His younger sisters enjoyed playing Hide and Seek with the ashram kids and liked the SRSG gardens. For 12 year old Kaja, who spoke a lilting version of Keralese English, the highlight of the entire trip was receiving her personal mantra from Swami Veda. They hope to see the Taj Mahal, trek in Nepal and enjoy some other parts of India.

It is an amazing feat to travel with an entire family so far away from home, and though faced with many challenges of culture, food, language, the children seemed quite happy. I had placed a plate full of Indian mithai (sweets) on the table for them, and by the time they were ready to leave, it was all gone! Well, if nothing else, they will miss the rasgollas!
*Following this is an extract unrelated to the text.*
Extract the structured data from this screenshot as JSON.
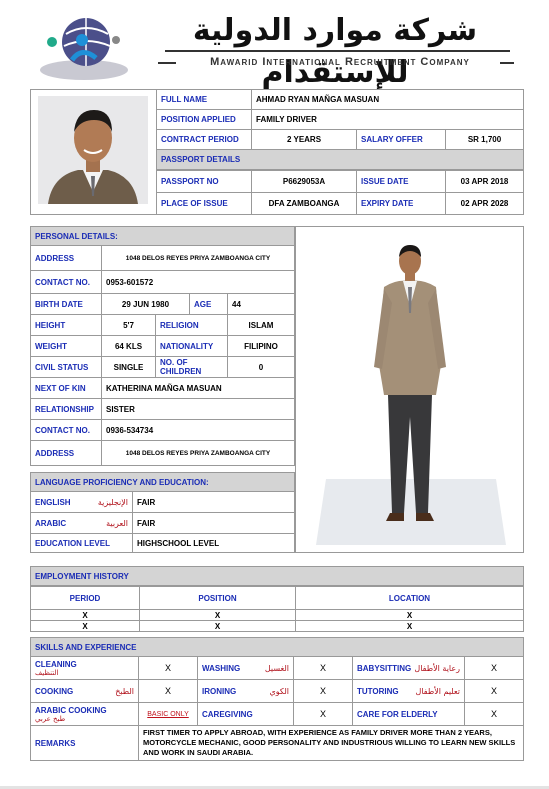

What I liked about talking and observing the interaction among the family members, is that families seem to be the same anywhere. The older sister so caring for the younger ones, the son arguing politely with his father, the father exercising patience, the young sister scolding the older brother to watch his re-actions in public, it was all so lovingly expressed. Whatever these two parents have taught and are teaching their children they have to be complimented for taking such a bold step, taking time away from their careers, to give to their children what children all over the first world countries need – exposure to how other peoples live. The older kids said that they feel that their experiences will make them see their lives differently from their friends, who have not had the good fortune of doing what they did. They look forward to going back home, but know that it will never be the same for them.  Looking at the courage of this beautiful family made me realize that there might be innumerable differences among the cultures of the world, but the Love that binds humanity together is universal.

(Photo courtesy of DevKumar)
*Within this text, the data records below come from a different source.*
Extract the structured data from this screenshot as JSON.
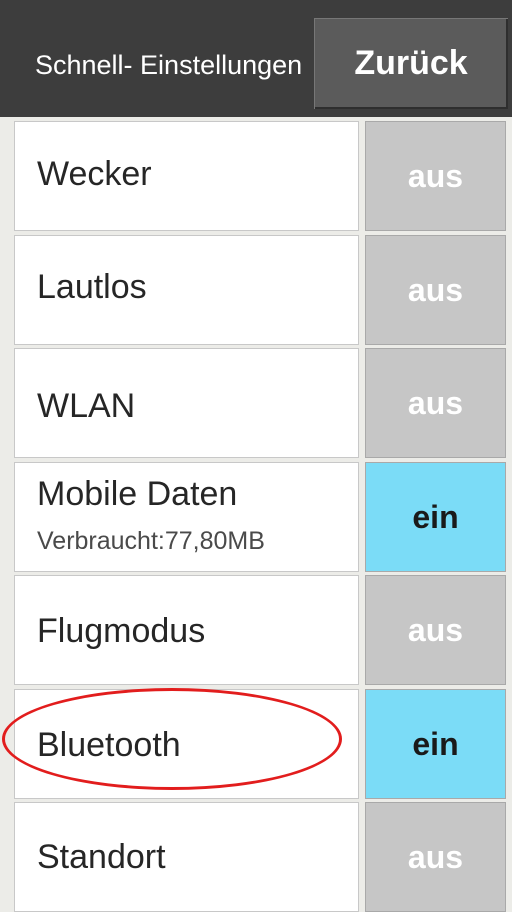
{
  "header": {
    "title": "Schnell- Einstellungen",
    "back_label": "Zurück"
  },
  "items": [
    {
      "label": "Wecker",
      "state": "aus"
    },
    {
      "label": "Lautlos",
      "state": "aus"
    },
    {
      "label": "WLAN",
      "state": "aus"
    },
    {
      "label": "Mobile Daten",
      "sublabel": "Verbraucht:77,80MB",
      "state": "ein"
    },
    {
      "label": "Flugmodus",
      "state": "aus"
    },
    {
      "label": "Bluetooth",
      "state": "ein"
    },
    {
      "label": "Standort",
      "state": "aus"
    }
  ],
  "colors": {
    "on": "#7bdcf7",
    "off": "#c6c6c6",
    "header": "#3d3d3d",
    "highlight": "#e21d1d"
  }
}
Editor’s Note:
“Nurturing Spirituality in the Family” Conference 20th – 25th February 2013 at Swami Rama Sadhaka Grama. Join us for five days of learning simple philosophy of living and practical guidelines to develop and cultivate a healthy and happy family life.

Please see: http://www.ahymsin.org/main/index.php/India-Events/nurturing-spirituality-in-the-family.html